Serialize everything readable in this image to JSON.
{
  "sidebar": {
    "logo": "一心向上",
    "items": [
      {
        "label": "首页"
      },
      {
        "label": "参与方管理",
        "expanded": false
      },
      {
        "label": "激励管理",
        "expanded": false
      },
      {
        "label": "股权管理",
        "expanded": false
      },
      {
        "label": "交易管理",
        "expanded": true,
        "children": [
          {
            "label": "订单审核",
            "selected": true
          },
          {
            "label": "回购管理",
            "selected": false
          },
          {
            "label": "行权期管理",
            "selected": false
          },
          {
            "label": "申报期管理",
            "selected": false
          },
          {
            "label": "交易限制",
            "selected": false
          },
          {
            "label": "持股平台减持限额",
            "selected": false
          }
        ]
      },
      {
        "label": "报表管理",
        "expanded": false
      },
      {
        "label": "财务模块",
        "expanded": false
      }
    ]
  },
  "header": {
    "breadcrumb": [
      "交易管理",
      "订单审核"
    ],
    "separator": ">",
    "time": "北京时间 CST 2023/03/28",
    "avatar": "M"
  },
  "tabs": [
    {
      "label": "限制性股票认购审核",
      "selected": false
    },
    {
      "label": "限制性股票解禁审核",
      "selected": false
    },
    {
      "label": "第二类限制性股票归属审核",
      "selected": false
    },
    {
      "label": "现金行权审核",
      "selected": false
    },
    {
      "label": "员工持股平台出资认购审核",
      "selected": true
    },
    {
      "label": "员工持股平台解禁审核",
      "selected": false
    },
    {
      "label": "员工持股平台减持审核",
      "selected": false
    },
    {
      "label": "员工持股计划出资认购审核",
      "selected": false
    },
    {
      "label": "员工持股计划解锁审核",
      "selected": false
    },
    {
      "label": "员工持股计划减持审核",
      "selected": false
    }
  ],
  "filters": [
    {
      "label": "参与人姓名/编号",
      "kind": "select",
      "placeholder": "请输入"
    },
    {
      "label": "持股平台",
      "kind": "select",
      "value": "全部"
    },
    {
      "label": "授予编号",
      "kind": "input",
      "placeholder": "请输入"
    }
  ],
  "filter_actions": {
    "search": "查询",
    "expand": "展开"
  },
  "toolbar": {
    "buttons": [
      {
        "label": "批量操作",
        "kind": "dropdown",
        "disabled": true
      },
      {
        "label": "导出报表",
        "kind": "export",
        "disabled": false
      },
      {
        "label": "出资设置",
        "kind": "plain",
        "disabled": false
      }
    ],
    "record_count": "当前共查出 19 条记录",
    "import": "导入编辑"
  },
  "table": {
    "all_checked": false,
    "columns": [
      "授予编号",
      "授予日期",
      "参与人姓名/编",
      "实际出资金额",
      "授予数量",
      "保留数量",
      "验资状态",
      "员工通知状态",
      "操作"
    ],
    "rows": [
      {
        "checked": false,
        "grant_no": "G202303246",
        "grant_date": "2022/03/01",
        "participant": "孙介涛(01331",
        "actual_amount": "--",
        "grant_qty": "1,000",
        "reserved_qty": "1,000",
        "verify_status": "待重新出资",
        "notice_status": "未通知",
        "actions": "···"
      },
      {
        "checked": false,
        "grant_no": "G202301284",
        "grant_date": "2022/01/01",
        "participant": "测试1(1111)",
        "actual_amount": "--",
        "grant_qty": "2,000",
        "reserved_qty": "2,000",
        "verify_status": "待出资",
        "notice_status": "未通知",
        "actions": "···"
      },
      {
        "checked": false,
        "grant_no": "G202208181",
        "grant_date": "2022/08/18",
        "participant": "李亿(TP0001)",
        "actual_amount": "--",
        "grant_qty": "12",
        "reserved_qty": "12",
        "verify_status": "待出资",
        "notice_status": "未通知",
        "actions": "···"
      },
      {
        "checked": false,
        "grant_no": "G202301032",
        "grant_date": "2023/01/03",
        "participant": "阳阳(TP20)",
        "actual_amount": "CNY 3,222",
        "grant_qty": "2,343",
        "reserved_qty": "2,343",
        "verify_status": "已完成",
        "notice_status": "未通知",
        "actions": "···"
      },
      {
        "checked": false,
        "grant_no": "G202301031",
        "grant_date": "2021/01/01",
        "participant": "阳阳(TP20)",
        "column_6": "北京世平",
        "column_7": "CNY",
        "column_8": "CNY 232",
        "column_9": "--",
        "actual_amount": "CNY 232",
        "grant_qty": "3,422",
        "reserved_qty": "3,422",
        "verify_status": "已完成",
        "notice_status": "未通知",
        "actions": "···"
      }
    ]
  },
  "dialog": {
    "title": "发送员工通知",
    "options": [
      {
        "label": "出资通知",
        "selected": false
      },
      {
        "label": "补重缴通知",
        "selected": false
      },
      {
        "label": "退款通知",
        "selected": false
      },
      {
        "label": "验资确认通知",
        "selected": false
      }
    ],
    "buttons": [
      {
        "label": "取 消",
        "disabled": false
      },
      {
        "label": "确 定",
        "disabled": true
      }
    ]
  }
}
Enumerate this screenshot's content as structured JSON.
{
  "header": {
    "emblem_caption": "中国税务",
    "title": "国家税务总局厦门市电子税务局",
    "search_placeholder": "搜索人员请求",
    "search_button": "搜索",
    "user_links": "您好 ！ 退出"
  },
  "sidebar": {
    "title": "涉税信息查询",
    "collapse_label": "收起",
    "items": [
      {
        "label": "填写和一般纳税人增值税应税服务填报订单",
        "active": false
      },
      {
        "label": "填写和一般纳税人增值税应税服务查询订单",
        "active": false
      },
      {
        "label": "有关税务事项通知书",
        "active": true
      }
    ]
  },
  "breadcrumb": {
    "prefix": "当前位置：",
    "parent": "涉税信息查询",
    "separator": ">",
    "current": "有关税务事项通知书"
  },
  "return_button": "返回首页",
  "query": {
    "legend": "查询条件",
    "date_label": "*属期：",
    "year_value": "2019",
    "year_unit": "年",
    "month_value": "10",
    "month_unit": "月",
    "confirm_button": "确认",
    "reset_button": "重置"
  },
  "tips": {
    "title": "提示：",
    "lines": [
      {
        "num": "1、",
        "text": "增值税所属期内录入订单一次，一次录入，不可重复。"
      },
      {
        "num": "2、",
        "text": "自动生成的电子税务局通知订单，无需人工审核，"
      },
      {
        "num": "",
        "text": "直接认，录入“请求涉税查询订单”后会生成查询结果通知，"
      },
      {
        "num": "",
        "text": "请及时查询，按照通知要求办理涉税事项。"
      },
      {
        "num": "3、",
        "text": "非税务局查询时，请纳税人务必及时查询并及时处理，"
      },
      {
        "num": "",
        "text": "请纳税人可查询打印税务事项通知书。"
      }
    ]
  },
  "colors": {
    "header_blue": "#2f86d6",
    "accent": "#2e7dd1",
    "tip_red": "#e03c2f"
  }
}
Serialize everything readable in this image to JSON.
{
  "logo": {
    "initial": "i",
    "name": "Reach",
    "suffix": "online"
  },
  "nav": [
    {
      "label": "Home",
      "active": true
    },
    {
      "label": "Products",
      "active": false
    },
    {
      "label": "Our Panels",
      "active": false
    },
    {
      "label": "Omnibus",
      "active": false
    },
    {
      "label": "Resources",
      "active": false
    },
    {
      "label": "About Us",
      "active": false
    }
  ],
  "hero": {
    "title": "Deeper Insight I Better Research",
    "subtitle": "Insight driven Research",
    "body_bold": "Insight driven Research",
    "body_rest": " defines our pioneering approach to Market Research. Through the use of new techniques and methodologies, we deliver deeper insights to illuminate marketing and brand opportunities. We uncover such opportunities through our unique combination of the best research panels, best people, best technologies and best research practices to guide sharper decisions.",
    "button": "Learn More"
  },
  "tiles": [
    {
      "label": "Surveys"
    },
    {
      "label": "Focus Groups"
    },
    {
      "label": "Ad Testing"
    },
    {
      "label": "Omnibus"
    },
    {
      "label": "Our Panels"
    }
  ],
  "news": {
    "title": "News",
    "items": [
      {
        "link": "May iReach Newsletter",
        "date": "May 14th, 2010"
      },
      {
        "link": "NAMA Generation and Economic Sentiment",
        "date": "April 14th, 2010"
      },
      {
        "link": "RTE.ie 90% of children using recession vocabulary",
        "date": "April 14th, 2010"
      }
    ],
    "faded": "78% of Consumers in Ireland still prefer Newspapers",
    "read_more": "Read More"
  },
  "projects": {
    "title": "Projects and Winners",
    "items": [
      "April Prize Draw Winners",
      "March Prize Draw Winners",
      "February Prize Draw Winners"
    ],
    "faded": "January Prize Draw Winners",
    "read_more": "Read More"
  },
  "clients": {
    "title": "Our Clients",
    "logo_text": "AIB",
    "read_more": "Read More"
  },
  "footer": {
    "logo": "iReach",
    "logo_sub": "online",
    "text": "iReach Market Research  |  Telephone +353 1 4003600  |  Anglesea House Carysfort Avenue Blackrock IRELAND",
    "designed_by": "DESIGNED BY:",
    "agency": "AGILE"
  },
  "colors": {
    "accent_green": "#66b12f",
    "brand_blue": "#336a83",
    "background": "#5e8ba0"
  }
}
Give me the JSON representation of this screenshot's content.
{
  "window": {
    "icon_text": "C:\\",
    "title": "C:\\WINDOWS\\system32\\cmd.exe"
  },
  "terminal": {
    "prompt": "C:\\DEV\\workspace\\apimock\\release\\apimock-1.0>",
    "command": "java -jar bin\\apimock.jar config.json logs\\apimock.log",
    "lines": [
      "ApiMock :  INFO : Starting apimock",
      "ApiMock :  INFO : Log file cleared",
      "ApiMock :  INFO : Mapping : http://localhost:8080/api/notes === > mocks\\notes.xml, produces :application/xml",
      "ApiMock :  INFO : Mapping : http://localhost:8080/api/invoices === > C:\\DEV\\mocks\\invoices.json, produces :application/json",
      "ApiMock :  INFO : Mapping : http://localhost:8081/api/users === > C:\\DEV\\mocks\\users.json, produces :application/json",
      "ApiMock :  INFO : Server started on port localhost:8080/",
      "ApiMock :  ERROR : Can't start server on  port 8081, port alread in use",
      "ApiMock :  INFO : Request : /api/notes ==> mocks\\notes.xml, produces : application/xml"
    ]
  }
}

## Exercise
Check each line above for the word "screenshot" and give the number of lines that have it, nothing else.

## Reply
2